[[ RECORDS TO PROCESS, beginning ]]
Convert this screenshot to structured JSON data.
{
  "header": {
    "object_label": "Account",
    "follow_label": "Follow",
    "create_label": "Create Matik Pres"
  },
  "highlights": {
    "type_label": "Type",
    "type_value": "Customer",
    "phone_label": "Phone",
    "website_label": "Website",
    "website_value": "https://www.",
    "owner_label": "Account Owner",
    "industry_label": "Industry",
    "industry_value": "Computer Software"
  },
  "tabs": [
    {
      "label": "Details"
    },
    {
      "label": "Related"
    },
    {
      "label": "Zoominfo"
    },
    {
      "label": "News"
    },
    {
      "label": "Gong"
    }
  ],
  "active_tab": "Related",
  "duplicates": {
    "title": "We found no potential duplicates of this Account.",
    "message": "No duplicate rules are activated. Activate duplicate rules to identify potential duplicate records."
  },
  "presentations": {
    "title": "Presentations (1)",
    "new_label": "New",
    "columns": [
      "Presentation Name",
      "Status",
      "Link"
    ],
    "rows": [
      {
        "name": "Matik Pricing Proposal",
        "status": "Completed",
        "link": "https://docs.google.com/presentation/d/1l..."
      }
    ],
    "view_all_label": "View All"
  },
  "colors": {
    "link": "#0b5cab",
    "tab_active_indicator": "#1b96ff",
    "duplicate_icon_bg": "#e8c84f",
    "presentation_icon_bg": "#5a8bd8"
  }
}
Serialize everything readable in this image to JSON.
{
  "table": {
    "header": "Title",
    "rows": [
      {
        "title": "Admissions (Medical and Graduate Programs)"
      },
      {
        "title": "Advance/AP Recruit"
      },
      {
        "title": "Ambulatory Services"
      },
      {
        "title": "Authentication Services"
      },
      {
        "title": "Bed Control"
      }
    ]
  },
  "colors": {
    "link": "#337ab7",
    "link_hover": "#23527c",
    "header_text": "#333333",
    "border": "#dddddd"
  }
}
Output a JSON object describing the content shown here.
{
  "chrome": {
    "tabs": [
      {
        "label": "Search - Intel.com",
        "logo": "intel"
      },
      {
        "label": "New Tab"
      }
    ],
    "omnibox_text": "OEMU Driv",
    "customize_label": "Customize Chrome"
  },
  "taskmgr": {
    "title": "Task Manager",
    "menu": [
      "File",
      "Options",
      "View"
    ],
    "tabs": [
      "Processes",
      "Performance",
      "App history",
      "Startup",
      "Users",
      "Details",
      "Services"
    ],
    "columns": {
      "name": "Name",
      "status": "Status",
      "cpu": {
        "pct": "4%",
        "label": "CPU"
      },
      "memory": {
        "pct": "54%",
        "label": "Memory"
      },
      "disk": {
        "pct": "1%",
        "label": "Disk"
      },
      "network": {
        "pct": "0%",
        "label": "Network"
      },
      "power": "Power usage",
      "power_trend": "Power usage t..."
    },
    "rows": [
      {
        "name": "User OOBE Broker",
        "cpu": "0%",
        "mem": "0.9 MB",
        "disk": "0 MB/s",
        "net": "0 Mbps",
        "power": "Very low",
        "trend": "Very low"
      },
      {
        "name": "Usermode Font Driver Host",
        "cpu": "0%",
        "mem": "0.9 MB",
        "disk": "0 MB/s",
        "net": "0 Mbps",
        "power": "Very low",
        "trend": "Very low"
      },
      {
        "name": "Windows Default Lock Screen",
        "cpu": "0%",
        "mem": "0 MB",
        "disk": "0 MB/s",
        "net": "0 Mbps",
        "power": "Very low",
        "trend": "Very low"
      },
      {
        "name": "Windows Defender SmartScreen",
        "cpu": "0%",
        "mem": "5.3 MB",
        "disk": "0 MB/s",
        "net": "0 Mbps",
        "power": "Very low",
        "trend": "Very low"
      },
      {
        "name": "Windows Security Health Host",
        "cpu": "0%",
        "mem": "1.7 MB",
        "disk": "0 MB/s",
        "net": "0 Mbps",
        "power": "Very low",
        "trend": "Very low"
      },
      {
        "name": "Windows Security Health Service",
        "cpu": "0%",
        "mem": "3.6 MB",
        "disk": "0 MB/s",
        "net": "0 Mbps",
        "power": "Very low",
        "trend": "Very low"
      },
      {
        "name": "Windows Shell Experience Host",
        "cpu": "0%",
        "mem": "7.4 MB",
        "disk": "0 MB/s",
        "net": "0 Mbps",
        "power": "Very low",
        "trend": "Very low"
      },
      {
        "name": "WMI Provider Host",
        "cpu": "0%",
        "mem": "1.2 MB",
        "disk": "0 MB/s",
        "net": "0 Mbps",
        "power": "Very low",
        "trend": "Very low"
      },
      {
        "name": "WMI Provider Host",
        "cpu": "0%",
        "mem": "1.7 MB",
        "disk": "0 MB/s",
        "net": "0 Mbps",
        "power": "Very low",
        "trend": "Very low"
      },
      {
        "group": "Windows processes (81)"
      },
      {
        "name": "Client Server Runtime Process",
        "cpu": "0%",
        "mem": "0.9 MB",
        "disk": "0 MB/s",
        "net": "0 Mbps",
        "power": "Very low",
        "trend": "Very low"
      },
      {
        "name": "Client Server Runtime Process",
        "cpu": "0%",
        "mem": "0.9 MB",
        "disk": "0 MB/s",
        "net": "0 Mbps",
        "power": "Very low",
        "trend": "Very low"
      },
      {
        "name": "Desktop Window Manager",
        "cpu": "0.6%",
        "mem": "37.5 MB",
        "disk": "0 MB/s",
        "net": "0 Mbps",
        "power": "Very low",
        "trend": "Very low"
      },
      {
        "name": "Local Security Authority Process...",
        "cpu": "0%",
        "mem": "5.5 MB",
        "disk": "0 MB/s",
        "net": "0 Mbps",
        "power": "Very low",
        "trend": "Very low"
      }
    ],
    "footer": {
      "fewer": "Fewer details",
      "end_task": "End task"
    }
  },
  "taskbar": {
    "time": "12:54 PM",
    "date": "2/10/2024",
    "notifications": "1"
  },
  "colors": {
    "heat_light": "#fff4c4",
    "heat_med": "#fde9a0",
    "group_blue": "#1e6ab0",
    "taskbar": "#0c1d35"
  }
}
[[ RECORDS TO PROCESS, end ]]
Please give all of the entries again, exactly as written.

WRITTEN SOLUTION:
Convert this screenshot to structured JSON data.
{
  "header": {
    "object_label": "Account",
    "follow_label": "Follow",
    "create_label": "Create Matik Pres"
  },
  "highlights": {
    "type_label": "Type",
    "type_value": "Customer",
    "phone_label": "Phone",
    "website_label": "Website",
    "website_value": "https://www.",
    "owner_label": "Account Owner",
    "industry_label": "Industry",
    "industry_value": "Computer Software"
  },
  "tabs": [
    {
      "label": "Details"
    },
    {
      "label": "Related"
    },
    {
      "label": "Zoominfo"
    },
    {
      "label": "News"
    },
    {
      "label": "Gong"
    }
  ],
  "active_tab": "Related",
  "duplicates": {
    "title": "We found no potential duplicates of this Account.",
    "message": "No duplicate rules are activated. Activate duplicate rules to identify potential duplicate records."
  },
  "presentations": {
    "title": "Presentations (1)",
    "new_label": "New",
    "columns": [
      "Presentation Name",
      "Status",
      "Link"
    ],
    "rows": [
      {
        "name": "Matik Pricing Proposal",
        "status": "Completed",
        "link": "https://docs.google.com/presentation/d/1l..."
      }
    ],
    "view_all_label": "View All"
  },
  "colors": {
    "link": "#0b5cab",
    "tab_active_indicator": "#1b96ff",
    "duplicate_icon_bg": "#e8c84f",
    "presentation_icon_bg": "#5a8bd8"
  }
}
Serialize everything readable in this image to JSON.
{
  "table": {
    "header": "Title",
    "rows": [
      {
        "title": "Admissions (Medical and Graduate Programs)"
      },
      {
        "title": "Advance/AP Recruit"
      },
      {
        "title": "Ambulatory Services"
      },
      {
        "title": "Authentication Services"
      },
      {
        "title": "Bed Control"
      }
    ]
  },
  "colors": {
    "link": "#337ab7",
    "link_hover": "#23527c",
    "header_text": "#333333",
    "border": "#dddddd"
  }
}
Output a JSON object describing the content shown here.
{
  "chrome": {
    "tabs": [
      {
        "label": "Search - Intel.com",
        "logo": "intel"
      },
      {
        "label": "New Tab"
      }
    ],
    "omnibox_text": "OEMU Driv",
    "customize_label": "Customize Chrome"
  },
  "taskmgr": {
    "title": "Task Manager",
    "menu": [
      "File",
      "Options",
      "View"
    ],
    "tabs": [
      "Processes",
      "Performance",
      "App history",
      "Startup",
      "Users",
      "Details",
      "Services"
    ],
    "columns": {
      "name": "Name",
      "status": "Status",
      "cpu": {
        "pct": "4%",
        "label": "CPU"
      },
      "memory": {
        "pct": "54%",
        "label": "Memory"
      },
      "disk": {
        "pct": "1%",
        "label": "Disk"
      },
      "network": {
        "pct": "0%",
        "label": "Network"
      },
      "power": "Power usage",
      "power_trend": "Power usage t..."
    },
    "rows": [
      {
        "name": "User OOBE Broker",
        "cpu": "0%",
        "mem": "0.9 MB",
        "disk": "0 MB/s",
        "net": "0 Mbps",
        "power": "Very low",
        "trend": "Very low"
      },
      {
        "name": "Usermode Font Driver Host",
        "cpu": "0%",
        "mem": "0.9 MB",
        "disk": "0 MB/s",
        "net": "0 Mbps",
        "power": "Very low",
        "trend": "Very low"
      },
      {
        "name": "Windows Default Lock Screen",
        "cpu": "0%",
        "mem": "0 MB",
        "disk": "0 MB/s",
        "net": "0 Mbps",
        "power": "Very low",
        "trend": "Very low"
      },
      {
        "name": "Windows Defender SmartScreen",
        "cpu": "0%",
        "mem": "5.3 MB",
        "disk": "0 MB/s",
        "net": "0 Mbps",
        "power": "Very low",
        "trend": "Very low"
      },
      {
        "name": "Windows Security Health Host",
        "cpu": "0%",
        "mem": "1.7 MB",
        "disk": "0 MB/s",
        "net": "0 Mbps",
        "power": "Very low",
        "trend": "Very low"
      },
      {
        "name": "Windows Security Health Service",
        "cpu": "0%",
        "mem": "3.6 MB",
        "disk": "0 MB/s",
        "net": "0 Mbps",
        "power": "Very low",
        "trend": "Very low"
      },
      {
        "name": "Windows Shell Experience Host",
        "cpu": "0%",
        "mem": "7.4 MB",
        "disk": "0 MB/s",
        "net": "0 Mbps",
        "power": "Very low",
        "trend": "Very low"
      },
      {
        "name": "WMI Provider Host",
        "cpu": "0%",
        "mem": "1.2 MB",
        "disk": "0 MB/s",
        "net": "0 Mbps",
        "power": "Very low",
        "trend": "Very low"
      },
      {
        "name": "WMI Provider Host",
        "cpu": "0%",
        "mem": "1.7 MB",
        "disk": "0 MB/s",
        "net": "0 Mbps",
        "power": "Very low",
        "trend": "Very low"
      },
      {
        "group": "Windows processes (81)"
      },
      {
        "name": "Client Server Runtime Process",
        "cpu": "0%",
        "mem": "0.9 MB",
        "disk": "0 MB/s",
        "net": "0 Mbps",
        "power": "Very low",
        "trend": "Very low"
      },
      {
        "name": "Client Server Runtime Process",
        "cpu": "0%",
        "mem": "0.9 MB",
        "disk": "0 MB/s",
        "net": "0 Mbps",
        "power": "Very low",
        "trend": "Very low"
      },
      {
        "name": "Desktop Window Manager",
        "cpu": "0.6%",
        "mem": "37.5 MB",
        "disk": "0 MB/s",
        "net": "0 Mbps",
        "power": "Very low",
        "trend": "Very low"
      },
      {
        "name": "Local Security Authority Process...",
        "cpu": "0%",
        "mem": "5.5 MB",
        "disk": "0 MB/s",
        "net": "0 Mbps",
        "power": "Very low",
        "trend": "Very low"
      }
    ],
    "footer": {
      "fewer": "Fewer details",
      "end_task": "End task"
    }
  },
  "taskbar": {
    "time": "12:54 PM",
    "date": "2/10/2024",
    "notifications": "1"
  },
  "colors": {
    "heat_light": "#fff4c4",
    "heat_med": "#fde9a0",
    "group_blue": "#1e6ab0",
    "taskbar": "#0c1d35"
  }
}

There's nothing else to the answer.